### Aim of the exercise
The count of lines below that include the string "address" is the whole answer.

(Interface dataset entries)
*** Block opens ***

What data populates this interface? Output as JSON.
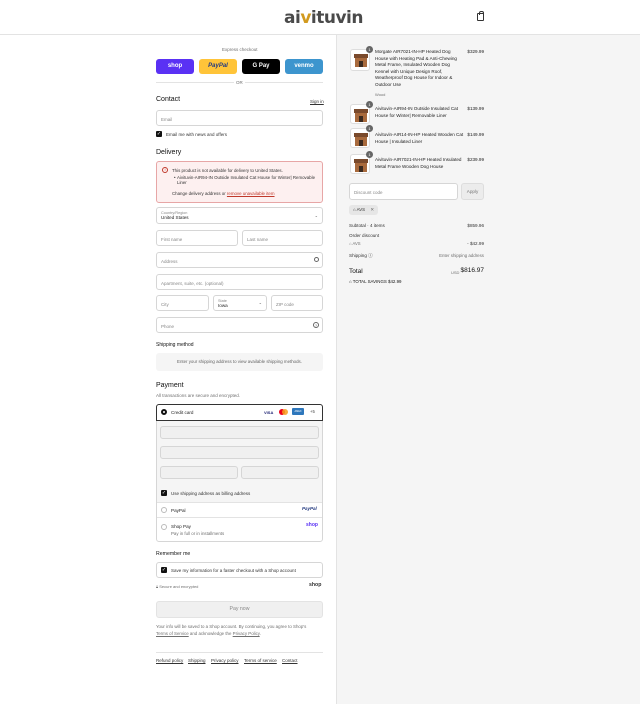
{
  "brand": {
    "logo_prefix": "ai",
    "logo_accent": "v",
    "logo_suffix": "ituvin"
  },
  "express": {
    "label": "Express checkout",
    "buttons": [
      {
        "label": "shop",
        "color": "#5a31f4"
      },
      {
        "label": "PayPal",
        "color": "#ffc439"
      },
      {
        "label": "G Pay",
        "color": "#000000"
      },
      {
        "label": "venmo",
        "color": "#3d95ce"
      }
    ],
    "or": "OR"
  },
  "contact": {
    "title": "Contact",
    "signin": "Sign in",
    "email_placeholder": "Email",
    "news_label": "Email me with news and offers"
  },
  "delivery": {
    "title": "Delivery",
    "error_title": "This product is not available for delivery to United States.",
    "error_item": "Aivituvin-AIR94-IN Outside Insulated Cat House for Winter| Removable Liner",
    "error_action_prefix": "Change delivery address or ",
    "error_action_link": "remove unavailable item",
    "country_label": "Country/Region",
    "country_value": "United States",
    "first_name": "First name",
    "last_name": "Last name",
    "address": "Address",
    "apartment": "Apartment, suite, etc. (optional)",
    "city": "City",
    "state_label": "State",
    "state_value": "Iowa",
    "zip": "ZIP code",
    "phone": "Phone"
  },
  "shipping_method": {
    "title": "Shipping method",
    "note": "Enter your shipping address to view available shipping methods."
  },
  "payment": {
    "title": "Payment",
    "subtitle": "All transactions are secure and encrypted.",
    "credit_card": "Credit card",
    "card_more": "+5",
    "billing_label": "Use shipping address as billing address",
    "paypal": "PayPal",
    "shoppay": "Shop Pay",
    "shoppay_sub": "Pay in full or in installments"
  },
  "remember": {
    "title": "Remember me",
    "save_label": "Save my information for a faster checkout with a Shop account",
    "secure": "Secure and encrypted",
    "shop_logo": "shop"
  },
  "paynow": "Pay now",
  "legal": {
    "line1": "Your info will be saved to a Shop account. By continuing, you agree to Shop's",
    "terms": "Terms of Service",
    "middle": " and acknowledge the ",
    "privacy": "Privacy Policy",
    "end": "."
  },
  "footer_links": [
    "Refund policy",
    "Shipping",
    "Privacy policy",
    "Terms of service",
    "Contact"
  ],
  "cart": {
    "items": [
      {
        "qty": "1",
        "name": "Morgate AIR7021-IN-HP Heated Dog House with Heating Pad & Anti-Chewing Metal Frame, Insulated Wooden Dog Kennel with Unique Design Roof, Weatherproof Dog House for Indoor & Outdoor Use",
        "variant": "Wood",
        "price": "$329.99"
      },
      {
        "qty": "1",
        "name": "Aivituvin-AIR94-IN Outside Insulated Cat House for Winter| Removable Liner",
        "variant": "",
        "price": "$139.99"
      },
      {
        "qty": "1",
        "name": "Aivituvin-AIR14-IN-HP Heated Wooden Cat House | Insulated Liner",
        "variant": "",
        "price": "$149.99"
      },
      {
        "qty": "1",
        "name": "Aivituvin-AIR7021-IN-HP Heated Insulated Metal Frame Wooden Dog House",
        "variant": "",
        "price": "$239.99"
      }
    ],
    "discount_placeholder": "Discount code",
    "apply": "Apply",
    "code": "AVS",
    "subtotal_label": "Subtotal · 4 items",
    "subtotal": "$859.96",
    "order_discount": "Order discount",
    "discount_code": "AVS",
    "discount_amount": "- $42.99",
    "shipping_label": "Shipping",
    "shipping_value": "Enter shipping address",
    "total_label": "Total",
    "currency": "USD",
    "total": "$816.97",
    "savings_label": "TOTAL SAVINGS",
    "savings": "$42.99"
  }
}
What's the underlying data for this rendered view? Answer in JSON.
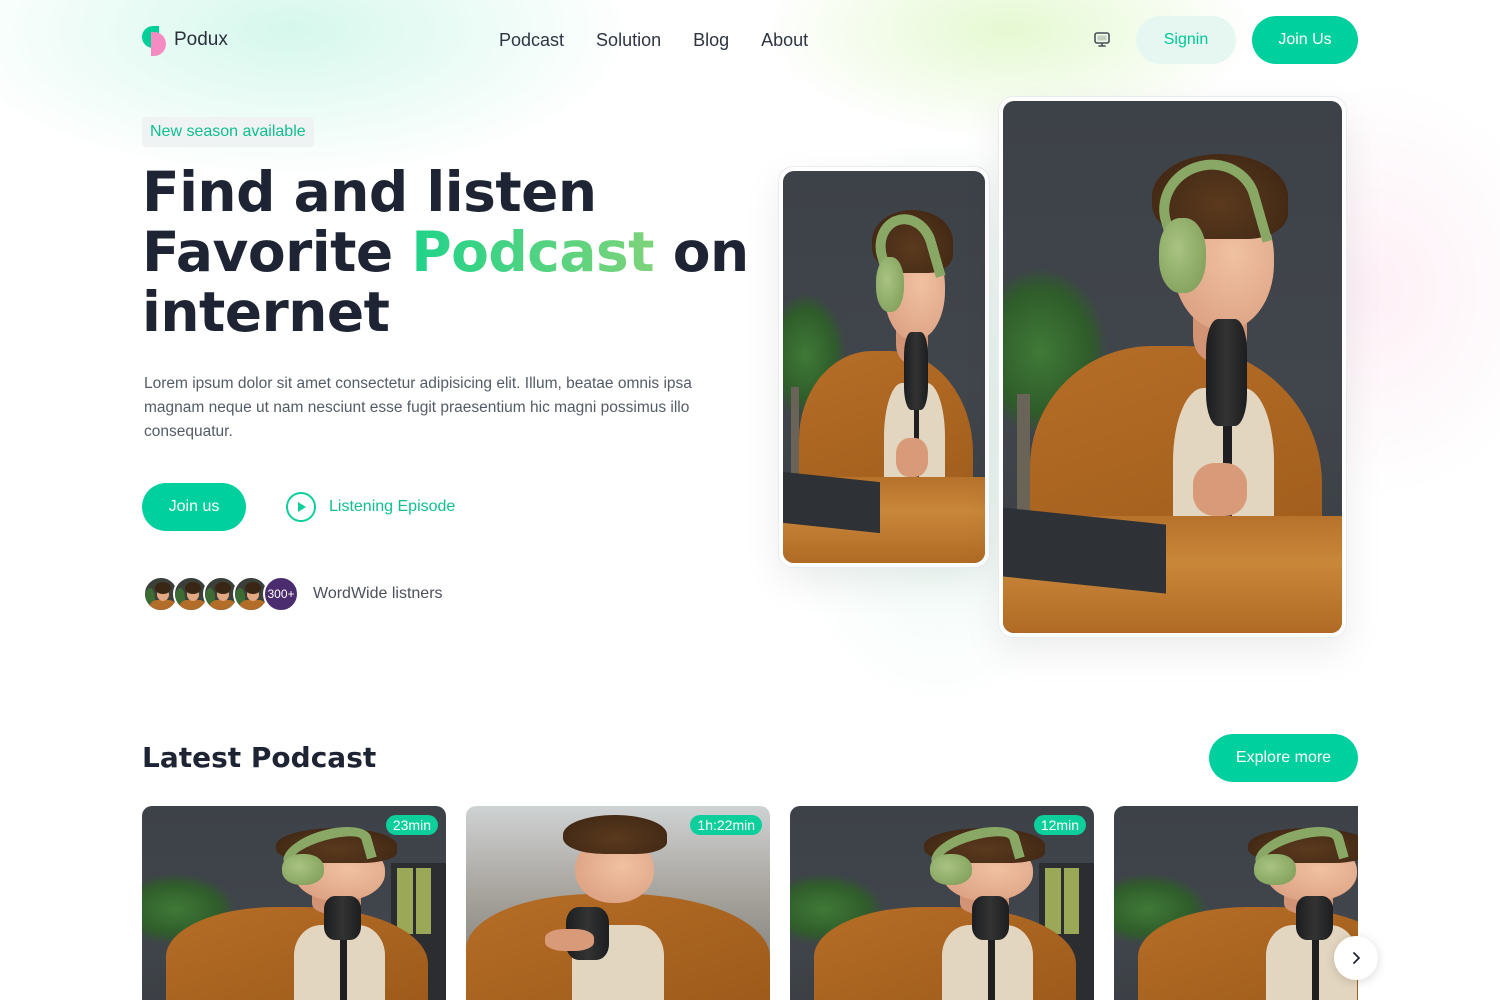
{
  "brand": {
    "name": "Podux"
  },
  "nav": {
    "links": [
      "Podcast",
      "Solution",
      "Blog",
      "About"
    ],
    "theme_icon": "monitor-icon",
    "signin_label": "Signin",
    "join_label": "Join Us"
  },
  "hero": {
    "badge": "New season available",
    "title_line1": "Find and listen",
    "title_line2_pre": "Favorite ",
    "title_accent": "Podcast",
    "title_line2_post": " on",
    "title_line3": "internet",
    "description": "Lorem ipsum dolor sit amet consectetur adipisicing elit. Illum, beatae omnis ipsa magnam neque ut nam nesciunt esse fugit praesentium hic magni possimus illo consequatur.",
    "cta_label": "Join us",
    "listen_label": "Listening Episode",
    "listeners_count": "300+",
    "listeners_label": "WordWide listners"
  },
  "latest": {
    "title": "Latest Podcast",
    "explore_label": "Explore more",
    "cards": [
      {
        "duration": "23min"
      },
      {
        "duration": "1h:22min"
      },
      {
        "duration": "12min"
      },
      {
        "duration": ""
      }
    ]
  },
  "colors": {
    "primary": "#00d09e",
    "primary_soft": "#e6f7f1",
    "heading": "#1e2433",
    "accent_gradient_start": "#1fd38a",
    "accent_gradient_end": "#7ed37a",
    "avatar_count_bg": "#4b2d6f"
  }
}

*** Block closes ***
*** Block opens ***

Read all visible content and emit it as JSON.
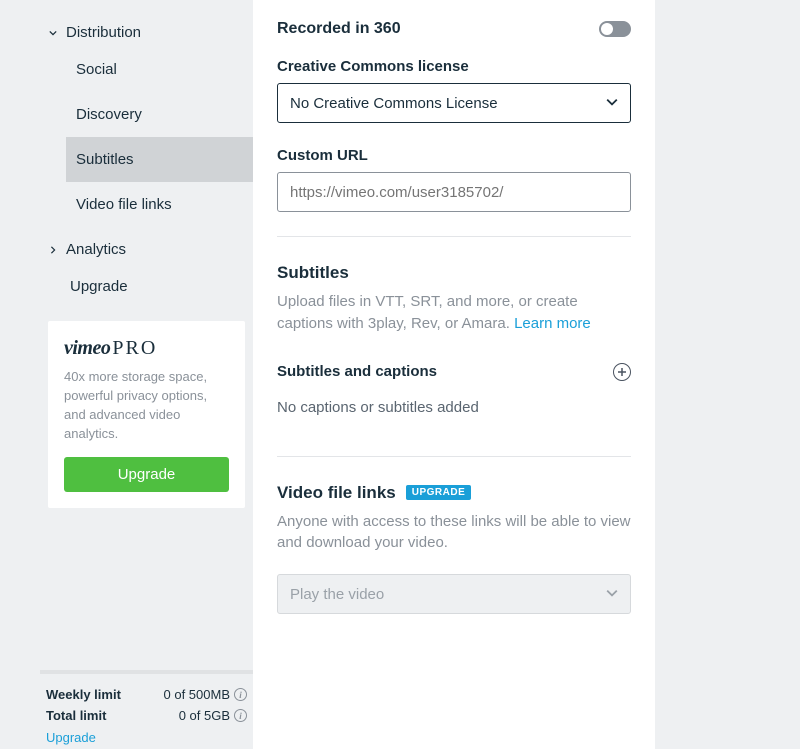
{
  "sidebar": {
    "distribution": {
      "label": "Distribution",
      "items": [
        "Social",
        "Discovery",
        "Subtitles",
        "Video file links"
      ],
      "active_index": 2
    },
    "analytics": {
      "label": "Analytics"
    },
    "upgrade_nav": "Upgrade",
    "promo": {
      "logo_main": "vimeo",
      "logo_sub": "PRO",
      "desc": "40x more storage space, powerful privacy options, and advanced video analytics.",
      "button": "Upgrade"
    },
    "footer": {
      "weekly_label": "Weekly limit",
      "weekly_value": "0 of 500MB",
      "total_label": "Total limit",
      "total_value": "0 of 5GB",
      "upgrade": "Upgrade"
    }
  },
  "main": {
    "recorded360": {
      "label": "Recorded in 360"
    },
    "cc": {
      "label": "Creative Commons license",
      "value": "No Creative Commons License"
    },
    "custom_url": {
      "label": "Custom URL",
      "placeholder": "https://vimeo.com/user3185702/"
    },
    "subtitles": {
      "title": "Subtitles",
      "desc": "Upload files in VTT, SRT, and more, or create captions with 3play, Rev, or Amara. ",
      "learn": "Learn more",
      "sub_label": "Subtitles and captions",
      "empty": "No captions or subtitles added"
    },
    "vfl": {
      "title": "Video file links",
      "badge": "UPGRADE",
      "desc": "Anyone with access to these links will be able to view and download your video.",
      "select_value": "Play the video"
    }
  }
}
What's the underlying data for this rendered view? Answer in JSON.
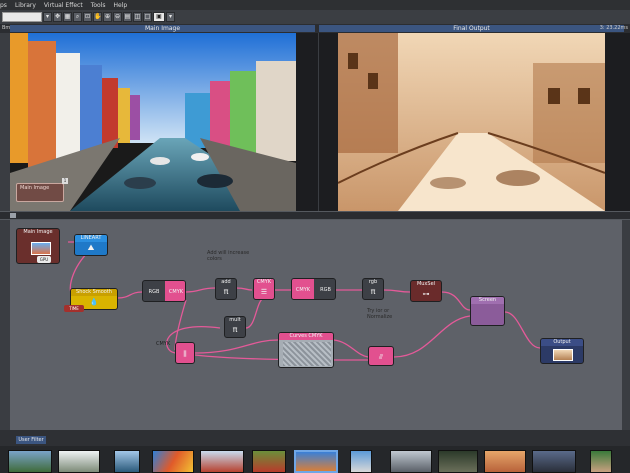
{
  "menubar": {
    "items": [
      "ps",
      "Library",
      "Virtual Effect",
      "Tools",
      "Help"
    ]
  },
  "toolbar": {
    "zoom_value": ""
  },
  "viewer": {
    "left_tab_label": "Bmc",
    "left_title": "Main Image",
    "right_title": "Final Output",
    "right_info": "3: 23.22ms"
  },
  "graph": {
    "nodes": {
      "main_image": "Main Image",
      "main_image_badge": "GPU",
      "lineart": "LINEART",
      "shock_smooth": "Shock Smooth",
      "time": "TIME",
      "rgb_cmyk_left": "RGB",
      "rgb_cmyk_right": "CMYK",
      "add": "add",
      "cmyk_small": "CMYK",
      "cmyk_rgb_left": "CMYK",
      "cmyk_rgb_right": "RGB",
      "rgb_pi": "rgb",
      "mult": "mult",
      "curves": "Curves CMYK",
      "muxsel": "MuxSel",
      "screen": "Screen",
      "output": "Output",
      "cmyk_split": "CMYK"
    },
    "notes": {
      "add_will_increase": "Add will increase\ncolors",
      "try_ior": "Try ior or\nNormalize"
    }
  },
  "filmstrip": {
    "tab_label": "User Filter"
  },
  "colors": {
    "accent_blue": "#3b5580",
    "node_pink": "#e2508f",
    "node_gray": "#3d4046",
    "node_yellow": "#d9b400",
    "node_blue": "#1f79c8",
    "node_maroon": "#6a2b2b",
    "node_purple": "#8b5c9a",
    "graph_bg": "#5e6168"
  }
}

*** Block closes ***

### Exercise solution
5